Content starts

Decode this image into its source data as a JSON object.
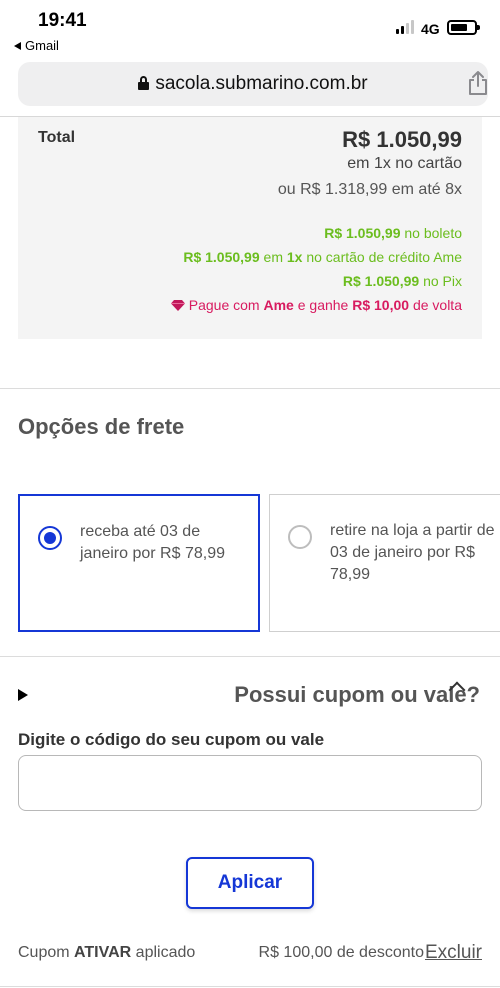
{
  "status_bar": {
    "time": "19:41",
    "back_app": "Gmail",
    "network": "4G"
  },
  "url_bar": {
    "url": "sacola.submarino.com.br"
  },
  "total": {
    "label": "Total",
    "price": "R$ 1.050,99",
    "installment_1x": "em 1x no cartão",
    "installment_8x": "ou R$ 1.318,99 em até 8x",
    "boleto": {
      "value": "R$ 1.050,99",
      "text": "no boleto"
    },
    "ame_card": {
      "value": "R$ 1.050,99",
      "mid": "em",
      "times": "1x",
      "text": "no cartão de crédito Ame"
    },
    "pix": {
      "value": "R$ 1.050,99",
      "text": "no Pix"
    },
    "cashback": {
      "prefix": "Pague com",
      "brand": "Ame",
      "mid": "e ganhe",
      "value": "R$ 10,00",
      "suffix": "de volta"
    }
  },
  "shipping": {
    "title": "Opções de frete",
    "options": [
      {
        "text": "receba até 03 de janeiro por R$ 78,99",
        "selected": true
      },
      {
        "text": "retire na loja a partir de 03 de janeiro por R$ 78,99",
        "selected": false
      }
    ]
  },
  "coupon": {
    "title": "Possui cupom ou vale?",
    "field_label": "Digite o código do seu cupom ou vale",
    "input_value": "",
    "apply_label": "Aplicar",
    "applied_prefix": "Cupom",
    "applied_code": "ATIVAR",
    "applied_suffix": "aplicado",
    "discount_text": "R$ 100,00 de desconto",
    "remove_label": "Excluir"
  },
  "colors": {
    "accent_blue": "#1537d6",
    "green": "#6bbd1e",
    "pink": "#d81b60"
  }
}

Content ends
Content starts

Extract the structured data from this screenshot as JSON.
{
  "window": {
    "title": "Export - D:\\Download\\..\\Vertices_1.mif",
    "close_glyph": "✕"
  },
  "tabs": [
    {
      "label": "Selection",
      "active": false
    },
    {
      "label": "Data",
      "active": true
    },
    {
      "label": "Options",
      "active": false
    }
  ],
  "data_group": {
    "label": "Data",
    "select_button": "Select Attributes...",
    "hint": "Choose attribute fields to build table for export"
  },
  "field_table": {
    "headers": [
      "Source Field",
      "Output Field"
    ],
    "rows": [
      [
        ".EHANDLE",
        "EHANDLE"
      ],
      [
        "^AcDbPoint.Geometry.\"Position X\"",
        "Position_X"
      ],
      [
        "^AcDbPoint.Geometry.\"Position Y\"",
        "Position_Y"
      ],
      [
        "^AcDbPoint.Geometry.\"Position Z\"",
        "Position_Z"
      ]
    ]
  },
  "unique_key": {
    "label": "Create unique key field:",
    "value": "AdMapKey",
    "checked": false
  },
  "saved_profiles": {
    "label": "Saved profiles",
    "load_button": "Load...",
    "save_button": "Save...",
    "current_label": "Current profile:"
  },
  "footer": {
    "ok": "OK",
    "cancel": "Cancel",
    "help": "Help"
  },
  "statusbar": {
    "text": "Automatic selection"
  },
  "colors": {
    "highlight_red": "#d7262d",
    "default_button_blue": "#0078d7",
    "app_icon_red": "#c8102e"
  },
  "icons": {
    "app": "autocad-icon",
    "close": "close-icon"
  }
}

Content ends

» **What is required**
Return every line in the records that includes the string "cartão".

» **Your solution**
    "installment_1x": "em 1x no cartão",
      "text": "no cartão de crédito Ame"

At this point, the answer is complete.